[ back ] 55. Theogony 901–902.

[ back ] 56. I owe this formulation to the incisive editorial response of Raine Daston and Fernando Vidal.

[ back ] 57. ὦ Πέρση, σὺ δὲ ταῦτα μετὰ φρεσὶ βάλλεο σῇσι, [ back ] καί νυ δίκης ἐπάκουε, βίης δ’ ἐπιλήθεο πάμπαν. [ back ] τόνδε γὰρ ἀνθρώποισι νόμον διέταξε Κρονίων [ back ] χθύσι μὲν καὶ θηρσὶ καὶ οἰωνοῖς πετεηνοῖς [ back ] ἐσθέμεν ἀλλήλους, ἐπεὶ οὐ δίκη ἐστὶ μετ’ αὐτοῖς· [ back ] ἀνθρώποισι δ’ ἐδωκε δίκην, ἣ πολλὸν ἀρίστη [ back ] γίγνεται·

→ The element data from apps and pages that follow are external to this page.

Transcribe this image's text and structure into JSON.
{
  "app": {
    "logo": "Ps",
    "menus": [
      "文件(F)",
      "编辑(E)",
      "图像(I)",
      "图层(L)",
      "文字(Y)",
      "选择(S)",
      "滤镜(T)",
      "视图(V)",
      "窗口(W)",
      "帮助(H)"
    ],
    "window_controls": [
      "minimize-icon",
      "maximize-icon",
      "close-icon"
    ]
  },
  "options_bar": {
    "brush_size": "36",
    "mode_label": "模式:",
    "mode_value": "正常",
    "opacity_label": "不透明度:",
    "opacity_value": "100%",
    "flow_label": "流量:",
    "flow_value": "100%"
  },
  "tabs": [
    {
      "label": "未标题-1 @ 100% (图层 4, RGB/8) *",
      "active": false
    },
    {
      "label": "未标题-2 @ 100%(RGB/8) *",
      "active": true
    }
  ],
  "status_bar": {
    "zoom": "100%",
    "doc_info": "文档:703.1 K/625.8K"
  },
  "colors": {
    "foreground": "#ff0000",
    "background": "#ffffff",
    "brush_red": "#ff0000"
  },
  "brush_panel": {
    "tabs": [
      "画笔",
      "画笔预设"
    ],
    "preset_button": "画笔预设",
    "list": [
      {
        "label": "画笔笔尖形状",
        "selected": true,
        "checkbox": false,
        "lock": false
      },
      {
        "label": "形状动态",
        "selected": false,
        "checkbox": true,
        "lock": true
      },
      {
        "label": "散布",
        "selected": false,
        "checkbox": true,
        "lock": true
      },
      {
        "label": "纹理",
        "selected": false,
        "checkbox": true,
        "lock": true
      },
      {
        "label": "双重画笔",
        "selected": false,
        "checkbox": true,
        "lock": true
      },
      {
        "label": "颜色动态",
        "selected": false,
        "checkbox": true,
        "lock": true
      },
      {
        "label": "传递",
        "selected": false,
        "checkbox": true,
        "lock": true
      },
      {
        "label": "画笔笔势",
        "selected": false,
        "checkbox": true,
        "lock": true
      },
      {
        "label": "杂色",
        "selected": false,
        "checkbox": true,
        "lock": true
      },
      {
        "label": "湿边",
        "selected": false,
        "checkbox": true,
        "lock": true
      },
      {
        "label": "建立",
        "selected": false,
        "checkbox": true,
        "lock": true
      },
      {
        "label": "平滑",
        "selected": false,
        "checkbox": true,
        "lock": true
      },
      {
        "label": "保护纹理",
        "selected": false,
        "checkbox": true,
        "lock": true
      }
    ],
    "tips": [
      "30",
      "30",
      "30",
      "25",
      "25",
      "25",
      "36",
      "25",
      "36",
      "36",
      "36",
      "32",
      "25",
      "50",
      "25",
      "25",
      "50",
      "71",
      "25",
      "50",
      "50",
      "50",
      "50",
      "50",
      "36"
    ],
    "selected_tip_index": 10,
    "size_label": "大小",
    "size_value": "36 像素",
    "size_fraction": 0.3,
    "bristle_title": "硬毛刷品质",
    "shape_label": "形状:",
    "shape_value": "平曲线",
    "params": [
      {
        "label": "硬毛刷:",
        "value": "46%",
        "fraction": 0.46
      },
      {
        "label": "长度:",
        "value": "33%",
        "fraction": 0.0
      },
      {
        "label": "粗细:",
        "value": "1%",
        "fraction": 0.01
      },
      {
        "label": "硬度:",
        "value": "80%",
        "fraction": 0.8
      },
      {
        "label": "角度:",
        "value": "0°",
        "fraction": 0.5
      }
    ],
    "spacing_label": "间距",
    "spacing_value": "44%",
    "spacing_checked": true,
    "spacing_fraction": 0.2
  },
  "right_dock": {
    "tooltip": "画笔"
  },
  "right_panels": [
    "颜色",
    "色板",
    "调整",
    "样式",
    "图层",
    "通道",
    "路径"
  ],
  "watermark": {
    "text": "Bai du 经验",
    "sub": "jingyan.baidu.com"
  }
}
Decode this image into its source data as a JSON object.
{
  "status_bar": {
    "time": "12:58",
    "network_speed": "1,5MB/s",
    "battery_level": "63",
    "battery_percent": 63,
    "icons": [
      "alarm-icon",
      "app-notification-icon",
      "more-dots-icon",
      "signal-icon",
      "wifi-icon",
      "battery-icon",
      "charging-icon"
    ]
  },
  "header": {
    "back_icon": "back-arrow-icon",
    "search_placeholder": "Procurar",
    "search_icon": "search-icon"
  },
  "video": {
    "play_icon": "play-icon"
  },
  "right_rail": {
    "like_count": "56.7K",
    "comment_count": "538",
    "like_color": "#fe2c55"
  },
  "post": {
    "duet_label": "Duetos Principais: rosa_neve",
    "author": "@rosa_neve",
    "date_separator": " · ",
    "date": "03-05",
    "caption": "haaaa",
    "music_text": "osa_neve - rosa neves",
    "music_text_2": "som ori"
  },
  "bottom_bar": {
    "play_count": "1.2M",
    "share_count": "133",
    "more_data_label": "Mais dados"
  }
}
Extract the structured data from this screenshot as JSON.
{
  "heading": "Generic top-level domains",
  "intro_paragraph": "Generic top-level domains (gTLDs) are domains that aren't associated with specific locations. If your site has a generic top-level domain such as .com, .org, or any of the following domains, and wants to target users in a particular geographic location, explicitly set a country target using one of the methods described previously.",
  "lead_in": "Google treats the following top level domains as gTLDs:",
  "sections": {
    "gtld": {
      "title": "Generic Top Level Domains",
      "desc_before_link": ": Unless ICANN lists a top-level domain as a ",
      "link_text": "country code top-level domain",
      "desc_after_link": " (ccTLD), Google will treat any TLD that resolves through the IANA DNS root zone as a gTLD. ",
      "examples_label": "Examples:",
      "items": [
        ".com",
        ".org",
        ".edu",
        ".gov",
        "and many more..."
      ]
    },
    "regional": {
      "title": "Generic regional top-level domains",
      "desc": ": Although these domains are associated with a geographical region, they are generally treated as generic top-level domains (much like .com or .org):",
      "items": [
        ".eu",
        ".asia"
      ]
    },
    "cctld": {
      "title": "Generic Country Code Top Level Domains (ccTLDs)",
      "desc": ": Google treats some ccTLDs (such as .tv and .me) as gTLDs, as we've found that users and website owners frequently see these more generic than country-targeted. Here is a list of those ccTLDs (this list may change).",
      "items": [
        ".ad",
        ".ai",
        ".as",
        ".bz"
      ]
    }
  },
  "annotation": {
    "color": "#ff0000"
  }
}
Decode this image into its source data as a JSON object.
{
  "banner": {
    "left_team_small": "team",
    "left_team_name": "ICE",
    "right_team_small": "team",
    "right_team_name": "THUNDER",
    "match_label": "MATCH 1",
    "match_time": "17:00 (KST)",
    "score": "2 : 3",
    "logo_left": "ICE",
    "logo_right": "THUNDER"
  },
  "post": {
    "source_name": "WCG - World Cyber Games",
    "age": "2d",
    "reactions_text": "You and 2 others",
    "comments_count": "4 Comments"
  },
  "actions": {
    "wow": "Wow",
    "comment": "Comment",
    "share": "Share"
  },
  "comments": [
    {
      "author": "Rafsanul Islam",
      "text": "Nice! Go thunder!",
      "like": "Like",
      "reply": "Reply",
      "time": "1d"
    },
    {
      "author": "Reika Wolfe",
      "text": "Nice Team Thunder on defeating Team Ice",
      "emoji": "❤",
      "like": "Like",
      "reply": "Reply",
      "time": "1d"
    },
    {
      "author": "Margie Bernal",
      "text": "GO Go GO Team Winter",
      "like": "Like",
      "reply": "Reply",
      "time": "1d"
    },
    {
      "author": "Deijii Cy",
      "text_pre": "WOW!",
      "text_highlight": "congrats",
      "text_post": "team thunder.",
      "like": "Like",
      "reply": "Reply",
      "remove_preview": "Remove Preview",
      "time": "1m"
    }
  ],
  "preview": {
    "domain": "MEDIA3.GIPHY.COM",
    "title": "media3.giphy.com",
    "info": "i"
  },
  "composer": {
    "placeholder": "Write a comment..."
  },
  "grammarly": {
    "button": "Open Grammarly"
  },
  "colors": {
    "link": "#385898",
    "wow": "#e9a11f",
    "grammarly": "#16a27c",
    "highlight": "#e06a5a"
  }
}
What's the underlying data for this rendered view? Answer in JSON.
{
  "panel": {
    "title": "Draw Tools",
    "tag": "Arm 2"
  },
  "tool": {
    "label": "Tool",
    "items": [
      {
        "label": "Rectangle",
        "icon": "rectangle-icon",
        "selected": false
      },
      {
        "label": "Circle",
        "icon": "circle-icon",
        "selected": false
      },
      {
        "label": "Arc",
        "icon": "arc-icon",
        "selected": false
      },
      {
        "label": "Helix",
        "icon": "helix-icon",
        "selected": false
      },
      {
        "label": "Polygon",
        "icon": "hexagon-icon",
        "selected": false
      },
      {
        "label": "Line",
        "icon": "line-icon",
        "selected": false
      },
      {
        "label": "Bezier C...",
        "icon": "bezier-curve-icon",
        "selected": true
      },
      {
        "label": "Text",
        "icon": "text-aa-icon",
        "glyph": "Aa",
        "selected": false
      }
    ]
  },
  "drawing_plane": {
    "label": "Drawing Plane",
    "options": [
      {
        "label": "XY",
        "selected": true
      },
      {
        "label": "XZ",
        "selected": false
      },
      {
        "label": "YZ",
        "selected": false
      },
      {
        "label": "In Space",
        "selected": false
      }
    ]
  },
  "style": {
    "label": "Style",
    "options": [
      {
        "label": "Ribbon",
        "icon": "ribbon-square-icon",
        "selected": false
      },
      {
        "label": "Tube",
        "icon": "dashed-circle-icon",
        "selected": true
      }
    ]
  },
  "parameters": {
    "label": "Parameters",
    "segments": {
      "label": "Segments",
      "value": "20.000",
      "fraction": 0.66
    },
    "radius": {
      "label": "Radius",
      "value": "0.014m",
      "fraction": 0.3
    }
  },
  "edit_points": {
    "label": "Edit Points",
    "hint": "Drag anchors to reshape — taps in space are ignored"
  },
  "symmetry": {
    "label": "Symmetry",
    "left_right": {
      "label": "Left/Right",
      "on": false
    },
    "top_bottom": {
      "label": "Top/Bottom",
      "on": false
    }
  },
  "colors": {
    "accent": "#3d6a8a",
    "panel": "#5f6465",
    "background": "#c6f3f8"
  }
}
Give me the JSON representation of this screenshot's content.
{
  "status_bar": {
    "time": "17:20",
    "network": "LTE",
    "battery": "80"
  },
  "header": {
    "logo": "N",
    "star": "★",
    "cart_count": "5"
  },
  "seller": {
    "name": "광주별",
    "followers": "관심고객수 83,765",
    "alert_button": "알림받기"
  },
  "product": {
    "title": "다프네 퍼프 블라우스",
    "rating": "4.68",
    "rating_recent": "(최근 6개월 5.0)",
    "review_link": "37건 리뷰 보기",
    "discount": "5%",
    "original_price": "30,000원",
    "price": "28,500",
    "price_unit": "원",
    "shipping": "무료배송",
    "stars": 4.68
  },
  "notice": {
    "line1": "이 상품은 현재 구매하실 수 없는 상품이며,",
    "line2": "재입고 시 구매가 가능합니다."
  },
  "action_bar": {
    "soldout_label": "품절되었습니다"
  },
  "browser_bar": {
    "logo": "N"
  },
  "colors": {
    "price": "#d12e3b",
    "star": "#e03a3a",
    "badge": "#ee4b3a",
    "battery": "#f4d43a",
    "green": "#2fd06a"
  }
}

[ back ] 58. For a powerful example of such a cultural reading, see Ferrari 2002 and 1990.